Task item :: Gather every line in the records below that contains the word "face".

Page and application data records:
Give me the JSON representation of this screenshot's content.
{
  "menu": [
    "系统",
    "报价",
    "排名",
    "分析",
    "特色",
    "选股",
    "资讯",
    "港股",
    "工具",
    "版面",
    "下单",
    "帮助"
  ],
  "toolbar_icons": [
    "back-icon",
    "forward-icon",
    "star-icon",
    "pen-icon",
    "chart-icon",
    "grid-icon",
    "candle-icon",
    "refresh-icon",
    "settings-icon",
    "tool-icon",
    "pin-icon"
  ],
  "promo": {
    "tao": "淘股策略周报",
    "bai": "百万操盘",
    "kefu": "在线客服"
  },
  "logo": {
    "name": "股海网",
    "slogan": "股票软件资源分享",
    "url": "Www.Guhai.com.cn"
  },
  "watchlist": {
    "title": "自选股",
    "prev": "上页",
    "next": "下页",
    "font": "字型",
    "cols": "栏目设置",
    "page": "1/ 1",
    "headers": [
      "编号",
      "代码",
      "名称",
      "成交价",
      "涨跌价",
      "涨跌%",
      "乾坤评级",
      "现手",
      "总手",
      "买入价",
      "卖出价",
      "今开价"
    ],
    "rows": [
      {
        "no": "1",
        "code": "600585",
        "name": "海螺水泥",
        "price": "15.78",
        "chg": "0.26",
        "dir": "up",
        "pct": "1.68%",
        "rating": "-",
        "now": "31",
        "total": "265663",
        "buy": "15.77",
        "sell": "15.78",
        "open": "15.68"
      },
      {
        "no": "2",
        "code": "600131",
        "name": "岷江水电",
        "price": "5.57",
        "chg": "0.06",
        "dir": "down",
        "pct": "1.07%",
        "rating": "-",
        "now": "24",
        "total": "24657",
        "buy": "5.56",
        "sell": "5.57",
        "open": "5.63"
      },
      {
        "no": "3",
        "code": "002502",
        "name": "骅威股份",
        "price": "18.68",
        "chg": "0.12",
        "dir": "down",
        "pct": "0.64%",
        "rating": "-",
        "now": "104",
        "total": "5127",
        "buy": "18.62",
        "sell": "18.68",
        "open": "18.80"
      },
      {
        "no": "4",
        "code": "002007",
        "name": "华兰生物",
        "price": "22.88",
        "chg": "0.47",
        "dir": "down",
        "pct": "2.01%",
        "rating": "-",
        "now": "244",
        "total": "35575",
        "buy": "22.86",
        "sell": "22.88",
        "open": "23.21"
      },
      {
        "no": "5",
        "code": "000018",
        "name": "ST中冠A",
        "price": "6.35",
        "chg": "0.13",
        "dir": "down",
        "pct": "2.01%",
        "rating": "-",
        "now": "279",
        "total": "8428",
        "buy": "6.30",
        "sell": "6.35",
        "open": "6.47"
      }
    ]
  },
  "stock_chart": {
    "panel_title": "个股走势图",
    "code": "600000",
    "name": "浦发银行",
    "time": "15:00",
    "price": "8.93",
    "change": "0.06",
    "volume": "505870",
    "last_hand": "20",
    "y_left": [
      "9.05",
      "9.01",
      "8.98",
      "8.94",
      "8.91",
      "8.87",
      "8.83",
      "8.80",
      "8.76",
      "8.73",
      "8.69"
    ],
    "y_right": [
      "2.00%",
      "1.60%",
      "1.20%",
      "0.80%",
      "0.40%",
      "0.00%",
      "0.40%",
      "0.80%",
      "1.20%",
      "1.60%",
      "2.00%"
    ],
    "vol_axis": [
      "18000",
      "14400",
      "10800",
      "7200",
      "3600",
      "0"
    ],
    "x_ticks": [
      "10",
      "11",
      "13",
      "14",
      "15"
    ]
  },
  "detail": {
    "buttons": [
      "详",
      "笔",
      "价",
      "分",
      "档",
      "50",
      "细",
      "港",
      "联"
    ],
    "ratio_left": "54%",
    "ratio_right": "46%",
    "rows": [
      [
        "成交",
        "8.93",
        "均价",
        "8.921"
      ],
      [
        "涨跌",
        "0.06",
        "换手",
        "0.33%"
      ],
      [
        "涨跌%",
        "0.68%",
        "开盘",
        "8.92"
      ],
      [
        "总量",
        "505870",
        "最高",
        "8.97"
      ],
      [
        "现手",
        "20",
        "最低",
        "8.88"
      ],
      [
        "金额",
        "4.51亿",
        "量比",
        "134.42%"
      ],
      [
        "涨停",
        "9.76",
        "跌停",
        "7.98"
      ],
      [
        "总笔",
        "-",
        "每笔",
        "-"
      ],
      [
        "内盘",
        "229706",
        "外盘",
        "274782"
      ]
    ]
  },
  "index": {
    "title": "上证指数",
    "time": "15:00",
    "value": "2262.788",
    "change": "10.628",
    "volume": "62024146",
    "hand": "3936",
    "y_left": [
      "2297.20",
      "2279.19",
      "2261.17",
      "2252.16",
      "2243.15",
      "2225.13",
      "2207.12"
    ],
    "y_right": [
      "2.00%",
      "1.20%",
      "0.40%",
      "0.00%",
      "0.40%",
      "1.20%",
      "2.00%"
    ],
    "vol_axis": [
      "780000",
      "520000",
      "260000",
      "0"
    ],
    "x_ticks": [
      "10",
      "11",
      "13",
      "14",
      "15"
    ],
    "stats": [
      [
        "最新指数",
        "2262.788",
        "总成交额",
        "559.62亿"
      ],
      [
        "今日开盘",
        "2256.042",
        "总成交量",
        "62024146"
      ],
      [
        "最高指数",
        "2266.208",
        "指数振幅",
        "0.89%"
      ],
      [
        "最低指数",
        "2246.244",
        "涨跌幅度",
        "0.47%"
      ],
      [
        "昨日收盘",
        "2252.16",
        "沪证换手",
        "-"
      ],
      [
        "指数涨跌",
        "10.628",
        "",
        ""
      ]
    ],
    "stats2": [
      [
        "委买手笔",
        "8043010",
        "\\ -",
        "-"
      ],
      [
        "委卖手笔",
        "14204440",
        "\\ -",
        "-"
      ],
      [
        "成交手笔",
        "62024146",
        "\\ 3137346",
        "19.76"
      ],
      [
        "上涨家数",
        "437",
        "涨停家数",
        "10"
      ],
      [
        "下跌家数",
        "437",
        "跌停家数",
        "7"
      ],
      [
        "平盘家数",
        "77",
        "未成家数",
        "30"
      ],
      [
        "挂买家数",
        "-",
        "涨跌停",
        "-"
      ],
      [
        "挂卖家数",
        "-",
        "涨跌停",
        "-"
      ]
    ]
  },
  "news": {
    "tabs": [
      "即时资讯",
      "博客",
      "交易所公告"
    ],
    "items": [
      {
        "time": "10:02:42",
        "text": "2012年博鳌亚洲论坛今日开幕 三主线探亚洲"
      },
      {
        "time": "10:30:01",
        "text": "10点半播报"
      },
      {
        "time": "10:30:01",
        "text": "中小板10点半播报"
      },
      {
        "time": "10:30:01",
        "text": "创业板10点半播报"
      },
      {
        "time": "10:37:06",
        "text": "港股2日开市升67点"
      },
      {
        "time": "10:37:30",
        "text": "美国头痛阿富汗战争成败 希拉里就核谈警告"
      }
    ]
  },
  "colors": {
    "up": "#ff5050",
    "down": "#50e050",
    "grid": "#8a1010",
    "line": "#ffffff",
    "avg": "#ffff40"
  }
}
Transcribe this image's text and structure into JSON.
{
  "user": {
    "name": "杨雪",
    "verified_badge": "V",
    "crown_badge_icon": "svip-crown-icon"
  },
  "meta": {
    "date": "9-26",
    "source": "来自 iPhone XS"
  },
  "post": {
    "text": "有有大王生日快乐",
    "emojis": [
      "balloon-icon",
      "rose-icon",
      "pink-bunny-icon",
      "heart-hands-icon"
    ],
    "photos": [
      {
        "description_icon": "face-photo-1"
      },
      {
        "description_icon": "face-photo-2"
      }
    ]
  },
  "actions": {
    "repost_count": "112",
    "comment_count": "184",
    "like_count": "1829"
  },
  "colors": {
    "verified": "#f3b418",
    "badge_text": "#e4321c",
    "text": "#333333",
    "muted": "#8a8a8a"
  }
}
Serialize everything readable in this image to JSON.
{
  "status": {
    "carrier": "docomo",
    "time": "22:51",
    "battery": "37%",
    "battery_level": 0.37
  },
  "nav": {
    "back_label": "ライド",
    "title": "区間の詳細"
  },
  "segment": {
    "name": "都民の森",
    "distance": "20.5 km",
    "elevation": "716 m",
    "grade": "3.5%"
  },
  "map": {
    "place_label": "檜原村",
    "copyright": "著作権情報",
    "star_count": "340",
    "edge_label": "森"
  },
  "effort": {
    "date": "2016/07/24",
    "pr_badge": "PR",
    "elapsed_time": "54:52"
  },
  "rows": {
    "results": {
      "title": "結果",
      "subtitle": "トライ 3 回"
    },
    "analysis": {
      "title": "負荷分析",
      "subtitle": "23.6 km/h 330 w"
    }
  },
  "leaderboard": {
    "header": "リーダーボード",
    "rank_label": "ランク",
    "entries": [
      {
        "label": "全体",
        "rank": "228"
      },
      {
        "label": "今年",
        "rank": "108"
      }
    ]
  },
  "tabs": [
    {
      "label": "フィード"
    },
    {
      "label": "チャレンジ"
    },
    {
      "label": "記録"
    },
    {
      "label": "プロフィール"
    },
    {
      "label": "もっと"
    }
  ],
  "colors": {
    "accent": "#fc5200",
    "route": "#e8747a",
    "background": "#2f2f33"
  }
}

Answer section ::
        "description_icon": "face-photo-1"
        "description_icon": "face-photo-2"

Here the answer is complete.